DIRECTIONS:
Keep only those lines of the records that include the string "JSON".

Data extracted from a collection:
******************************
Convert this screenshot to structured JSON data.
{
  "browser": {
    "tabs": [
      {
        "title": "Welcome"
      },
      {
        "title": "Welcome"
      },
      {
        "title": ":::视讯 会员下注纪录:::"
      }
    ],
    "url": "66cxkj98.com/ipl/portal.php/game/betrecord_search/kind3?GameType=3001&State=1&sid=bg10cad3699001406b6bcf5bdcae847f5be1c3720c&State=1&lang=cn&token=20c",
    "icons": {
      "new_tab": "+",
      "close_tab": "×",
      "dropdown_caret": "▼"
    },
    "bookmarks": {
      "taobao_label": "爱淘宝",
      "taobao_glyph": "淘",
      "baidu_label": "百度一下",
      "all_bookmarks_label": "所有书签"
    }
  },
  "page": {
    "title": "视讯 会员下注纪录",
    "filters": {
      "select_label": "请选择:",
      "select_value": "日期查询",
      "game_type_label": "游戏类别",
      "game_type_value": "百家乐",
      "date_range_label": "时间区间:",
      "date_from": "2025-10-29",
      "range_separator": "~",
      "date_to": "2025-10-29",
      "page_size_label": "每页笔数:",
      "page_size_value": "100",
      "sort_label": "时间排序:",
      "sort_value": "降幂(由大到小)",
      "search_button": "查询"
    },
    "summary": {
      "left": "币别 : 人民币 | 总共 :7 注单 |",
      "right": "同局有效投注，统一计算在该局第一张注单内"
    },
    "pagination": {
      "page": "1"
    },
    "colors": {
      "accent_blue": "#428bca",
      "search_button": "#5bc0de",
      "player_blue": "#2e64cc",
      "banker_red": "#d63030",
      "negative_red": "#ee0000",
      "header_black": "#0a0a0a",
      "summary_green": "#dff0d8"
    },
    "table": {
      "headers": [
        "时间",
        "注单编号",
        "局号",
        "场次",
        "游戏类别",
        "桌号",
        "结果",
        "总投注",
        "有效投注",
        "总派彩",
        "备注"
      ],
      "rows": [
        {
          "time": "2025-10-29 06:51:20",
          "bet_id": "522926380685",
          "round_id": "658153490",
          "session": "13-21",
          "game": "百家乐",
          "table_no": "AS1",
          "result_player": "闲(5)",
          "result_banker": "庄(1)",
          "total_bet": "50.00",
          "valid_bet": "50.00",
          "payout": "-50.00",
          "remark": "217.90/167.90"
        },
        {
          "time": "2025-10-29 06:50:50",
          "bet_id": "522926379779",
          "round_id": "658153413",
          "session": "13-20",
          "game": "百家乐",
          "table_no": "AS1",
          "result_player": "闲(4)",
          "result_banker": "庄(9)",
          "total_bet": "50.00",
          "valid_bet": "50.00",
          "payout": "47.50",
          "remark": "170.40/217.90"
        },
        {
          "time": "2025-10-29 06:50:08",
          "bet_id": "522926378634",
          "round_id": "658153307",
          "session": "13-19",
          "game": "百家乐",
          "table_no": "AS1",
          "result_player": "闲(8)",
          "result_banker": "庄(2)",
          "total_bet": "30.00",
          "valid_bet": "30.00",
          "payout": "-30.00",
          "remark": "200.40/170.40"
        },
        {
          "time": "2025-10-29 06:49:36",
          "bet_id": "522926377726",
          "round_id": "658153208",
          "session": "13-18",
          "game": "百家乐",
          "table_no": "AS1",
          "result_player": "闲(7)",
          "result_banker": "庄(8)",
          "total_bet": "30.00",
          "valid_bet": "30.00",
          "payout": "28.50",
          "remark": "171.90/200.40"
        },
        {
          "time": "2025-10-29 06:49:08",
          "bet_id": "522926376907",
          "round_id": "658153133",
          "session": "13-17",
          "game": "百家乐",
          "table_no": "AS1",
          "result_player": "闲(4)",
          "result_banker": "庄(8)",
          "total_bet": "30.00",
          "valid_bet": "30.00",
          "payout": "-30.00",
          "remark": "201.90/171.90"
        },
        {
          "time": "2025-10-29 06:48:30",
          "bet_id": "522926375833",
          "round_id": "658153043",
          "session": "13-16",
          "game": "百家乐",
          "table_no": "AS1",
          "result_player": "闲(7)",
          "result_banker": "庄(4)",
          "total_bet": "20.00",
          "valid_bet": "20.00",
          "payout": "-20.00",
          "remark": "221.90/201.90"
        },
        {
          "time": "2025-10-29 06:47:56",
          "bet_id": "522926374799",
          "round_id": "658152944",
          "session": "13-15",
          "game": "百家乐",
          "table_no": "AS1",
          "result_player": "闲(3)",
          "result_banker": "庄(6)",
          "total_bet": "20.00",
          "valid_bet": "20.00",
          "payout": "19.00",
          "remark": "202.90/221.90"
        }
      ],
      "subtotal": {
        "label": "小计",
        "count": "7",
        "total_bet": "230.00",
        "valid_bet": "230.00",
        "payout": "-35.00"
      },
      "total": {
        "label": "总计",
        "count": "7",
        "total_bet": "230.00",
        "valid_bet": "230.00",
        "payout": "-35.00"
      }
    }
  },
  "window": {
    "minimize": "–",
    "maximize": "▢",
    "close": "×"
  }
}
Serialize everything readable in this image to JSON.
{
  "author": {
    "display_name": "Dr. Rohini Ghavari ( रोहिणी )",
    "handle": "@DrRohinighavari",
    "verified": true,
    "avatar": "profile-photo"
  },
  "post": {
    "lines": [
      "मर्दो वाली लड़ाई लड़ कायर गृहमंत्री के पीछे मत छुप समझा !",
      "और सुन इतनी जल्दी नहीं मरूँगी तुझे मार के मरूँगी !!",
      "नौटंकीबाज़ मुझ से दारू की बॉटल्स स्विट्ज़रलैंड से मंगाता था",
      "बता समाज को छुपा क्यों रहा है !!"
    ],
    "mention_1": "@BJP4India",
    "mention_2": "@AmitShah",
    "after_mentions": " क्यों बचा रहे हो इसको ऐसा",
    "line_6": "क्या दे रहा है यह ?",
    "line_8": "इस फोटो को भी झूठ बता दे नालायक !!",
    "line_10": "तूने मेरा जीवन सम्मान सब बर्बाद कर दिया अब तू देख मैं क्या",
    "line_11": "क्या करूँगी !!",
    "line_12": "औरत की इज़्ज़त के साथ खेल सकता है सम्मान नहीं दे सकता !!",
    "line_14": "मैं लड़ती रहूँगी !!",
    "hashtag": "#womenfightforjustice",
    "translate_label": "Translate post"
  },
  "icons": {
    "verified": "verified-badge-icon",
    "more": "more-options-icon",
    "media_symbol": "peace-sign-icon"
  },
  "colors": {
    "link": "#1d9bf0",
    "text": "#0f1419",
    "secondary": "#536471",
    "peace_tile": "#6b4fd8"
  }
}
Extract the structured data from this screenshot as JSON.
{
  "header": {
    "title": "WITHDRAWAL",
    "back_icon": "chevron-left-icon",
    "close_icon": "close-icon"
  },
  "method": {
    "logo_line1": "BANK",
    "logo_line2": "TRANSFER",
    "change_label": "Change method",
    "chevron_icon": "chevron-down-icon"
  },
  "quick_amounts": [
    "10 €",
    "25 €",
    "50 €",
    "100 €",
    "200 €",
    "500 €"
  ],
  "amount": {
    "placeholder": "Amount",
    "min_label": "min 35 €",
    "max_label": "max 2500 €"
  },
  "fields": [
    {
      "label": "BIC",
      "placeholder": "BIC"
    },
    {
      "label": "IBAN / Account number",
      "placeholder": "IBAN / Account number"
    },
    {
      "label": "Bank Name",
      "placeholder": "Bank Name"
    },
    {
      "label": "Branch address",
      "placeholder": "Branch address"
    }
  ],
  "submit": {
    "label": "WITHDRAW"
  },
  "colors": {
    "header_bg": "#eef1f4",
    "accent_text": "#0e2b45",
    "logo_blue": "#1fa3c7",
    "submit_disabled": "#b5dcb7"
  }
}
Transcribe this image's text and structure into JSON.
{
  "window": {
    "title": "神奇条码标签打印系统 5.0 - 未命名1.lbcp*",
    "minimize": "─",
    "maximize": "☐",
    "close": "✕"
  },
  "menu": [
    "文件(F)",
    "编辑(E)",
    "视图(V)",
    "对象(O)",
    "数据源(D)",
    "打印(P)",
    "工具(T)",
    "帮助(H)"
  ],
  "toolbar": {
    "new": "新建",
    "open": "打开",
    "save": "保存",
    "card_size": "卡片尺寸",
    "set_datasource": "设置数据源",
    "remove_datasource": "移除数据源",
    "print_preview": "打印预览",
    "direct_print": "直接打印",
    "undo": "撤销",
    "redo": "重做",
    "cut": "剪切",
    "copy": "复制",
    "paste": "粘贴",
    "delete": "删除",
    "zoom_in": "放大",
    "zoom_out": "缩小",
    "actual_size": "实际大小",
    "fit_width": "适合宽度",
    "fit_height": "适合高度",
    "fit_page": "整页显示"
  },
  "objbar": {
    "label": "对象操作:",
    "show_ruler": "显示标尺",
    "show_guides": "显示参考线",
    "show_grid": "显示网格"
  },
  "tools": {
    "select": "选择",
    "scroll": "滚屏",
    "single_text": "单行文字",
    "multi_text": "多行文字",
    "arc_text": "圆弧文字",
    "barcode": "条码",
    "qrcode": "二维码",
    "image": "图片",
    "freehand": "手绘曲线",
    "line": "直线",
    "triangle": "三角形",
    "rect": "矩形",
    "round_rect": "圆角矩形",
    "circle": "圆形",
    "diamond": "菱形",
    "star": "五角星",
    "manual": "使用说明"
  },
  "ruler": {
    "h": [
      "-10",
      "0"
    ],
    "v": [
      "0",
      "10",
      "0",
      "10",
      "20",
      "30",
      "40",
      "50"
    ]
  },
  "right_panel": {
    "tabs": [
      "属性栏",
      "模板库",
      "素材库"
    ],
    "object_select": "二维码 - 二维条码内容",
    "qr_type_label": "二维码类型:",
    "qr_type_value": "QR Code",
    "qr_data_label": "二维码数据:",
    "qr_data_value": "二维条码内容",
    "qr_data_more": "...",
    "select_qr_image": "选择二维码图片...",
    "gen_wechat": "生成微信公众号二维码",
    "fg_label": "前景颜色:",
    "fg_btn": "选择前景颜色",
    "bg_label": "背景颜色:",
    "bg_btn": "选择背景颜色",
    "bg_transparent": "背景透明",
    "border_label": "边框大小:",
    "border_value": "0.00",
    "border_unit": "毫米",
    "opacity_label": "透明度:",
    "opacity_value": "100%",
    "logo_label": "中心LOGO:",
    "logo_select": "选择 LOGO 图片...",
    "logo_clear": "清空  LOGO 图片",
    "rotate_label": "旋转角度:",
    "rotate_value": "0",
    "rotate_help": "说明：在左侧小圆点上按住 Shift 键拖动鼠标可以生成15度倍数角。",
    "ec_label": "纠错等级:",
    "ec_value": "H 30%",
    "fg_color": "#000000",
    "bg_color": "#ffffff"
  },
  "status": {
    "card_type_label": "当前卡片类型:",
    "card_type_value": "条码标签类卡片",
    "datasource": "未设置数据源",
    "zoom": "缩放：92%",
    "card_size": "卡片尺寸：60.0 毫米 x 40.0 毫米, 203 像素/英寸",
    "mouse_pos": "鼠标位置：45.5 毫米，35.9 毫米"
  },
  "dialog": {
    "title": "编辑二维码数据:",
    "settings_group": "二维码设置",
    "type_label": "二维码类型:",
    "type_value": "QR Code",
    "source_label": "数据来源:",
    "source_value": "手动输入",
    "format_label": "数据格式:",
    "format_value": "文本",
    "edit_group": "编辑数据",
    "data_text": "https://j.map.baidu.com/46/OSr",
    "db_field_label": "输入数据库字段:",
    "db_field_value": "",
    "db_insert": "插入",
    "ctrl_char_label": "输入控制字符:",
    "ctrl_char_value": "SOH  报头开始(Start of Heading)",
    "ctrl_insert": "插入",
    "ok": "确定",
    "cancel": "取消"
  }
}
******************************
SOLVED EXERCISE:
Convert this screenshot to structured JSON data.
Serialize everything readable in this image to JSON.
Extract the structured data from this screenshot as JSON.
Transcribe this image's text and structure into JSON.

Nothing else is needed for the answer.